__Data for analysis__

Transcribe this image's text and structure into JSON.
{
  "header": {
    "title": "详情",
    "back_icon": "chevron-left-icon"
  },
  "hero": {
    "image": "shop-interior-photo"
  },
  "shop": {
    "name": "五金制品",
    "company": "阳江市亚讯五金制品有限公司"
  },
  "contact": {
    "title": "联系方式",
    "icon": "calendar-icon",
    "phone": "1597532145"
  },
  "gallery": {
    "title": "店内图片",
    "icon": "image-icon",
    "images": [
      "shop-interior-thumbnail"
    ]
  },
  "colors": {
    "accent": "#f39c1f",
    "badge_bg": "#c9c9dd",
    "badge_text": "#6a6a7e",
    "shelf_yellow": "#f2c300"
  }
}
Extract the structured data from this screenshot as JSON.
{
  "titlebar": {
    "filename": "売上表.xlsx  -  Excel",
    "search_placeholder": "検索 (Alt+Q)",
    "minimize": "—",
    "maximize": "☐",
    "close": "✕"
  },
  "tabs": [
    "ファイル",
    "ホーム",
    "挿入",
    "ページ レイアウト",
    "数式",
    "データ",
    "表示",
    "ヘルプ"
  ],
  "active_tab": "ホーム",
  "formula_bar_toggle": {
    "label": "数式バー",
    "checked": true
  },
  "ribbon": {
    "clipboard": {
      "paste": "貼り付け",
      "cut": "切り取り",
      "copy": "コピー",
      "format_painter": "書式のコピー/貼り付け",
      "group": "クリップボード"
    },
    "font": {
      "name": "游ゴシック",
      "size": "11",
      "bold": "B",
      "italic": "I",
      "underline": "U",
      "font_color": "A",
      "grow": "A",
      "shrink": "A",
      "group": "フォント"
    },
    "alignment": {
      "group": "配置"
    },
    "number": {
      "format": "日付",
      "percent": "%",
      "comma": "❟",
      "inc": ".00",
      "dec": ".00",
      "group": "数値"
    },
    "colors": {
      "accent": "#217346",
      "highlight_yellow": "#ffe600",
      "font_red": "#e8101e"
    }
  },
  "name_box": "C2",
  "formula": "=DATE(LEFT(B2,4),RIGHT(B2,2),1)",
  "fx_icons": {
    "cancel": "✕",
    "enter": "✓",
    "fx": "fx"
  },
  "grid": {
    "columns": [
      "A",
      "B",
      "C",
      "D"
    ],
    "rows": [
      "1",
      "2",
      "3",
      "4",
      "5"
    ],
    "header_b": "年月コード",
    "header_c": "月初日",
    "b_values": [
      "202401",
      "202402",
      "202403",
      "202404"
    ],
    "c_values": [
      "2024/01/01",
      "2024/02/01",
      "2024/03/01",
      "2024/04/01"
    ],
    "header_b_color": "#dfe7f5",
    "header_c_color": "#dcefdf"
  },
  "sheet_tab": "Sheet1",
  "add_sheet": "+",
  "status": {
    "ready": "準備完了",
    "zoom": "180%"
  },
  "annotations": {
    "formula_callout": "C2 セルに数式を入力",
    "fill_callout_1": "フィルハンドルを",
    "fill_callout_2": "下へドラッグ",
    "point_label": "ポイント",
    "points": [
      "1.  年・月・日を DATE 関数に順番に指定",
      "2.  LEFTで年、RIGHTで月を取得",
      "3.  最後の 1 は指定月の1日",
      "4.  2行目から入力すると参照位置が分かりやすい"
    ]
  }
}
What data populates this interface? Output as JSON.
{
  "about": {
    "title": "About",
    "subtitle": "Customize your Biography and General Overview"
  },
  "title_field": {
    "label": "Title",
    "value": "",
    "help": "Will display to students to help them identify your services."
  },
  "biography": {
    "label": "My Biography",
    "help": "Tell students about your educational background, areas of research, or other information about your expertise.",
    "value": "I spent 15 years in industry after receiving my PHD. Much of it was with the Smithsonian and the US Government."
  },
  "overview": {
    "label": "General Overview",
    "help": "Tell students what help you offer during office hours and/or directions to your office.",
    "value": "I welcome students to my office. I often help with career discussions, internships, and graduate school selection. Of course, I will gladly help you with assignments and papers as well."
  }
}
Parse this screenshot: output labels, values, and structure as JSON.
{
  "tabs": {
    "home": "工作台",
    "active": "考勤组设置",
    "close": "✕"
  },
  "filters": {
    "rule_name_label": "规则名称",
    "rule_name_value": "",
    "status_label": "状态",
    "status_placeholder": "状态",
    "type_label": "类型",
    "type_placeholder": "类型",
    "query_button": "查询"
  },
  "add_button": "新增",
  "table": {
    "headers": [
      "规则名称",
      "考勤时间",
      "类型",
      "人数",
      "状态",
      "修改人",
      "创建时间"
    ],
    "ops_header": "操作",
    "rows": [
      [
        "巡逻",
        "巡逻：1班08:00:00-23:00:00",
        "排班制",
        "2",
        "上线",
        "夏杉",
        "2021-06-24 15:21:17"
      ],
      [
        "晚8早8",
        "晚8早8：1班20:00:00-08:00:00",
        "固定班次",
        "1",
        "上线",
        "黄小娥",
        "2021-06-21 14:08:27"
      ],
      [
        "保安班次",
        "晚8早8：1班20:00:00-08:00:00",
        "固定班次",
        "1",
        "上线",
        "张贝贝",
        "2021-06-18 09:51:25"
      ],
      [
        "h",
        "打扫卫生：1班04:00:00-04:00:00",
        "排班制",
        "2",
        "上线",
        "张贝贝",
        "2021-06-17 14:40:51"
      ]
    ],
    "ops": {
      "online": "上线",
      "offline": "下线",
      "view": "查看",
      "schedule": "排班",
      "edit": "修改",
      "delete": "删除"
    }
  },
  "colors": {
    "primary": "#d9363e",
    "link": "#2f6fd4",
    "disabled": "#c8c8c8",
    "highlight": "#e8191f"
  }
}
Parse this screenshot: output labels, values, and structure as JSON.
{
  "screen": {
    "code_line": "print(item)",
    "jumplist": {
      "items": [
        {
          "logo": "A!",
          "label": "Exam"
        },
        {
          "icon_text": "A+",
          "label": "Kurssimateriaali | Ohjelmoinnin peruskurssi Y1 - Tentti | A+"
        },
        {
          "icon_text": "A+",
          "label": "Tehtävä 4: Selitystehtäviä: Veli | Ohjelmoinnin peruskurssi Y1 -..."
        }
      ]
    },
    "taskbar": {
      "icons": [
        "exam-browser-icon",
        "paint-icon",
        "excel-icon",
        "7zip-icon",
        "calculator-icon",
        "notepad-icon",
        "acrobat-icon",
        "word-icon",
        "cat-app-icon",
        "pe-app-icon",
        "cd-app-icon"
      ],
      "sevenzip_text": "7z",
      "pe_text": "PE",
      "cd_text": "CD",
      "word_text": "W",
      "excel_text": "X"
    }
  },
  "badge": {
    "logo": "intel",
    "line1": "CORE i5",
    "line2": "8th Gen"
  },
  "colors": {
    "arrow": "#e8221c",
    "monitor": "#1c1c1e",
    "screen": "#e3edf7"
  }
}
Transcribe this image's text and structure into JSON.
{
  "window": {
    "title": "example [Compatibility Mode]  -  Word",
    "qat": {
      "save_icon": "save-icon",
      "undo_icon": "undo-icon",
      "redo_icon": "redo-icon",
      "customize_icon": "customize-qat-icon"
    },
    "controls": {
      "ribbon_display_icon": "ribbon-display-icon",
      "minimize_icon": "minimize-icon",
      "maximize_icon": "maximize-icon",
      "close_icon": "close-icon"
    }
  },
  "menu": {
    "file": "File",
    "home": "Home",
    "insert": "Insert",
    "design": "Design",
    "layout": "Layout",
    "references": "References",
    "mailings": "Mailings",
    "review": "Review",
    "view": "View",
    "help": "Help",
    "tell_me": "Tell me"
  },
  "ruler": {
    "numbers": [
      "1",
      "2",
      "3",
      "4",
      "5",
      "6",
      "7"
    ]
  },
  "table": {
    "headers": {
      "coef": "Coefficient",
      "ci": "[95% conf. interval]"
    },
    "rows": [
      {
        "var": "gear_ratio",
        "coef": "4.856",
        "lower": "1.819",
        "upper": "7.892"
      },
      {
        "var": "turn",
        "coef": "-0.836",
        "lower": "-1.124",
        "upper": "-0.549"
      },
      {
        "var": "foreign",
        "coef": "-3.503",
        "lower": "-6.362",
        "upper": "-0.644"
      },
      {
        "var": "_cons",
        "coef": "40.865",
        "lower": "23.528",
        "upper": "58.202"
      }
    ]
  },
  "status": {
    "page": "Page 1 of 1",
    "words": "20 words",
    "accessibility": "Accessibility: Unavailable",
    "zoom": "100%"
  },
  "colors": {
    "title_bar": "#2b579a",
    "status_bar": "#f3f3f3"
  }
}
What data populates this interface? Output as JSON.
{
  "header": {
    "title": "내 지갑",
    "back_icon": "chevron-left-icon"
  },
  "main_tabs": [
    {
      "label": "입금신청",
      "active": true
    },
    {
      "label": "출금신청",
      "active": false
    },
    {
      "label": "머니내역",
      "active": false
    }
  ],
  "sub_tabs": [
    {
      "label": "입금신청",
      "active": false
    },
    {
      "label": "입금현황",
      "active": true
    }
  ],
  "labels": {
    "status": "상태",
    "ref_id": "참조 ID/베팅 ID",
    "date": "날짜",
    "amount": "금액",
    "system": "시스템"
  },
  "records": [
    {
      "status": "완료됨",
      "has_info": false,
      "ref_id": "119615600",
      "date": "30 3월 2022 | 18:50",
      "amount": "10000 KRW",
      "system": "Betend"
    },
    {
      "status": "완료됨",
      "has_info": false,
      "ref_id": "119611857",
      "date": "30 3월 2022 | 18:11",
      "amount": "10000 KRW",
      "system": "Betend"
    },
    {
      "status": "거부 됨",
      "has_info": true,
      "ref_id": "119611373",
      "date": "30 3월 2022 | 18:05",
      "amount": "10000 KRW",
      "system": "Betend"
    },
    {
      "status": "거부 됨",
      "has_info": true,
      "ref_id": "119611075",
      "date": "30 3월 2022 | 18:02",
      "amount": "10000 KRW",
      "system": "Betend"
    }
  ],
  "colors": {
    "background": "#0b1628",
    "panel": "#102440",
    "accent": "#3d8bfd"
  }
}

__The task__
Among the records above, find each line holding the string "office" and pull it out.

__Response__
    "help": "Tell students what help you offer during office hours and/or directions to your office.",
    "value": "I welcome students to my office. I often help with career discussions, internships, and graduate school selection. Of course, I will gladly help you with assignments and papers as well."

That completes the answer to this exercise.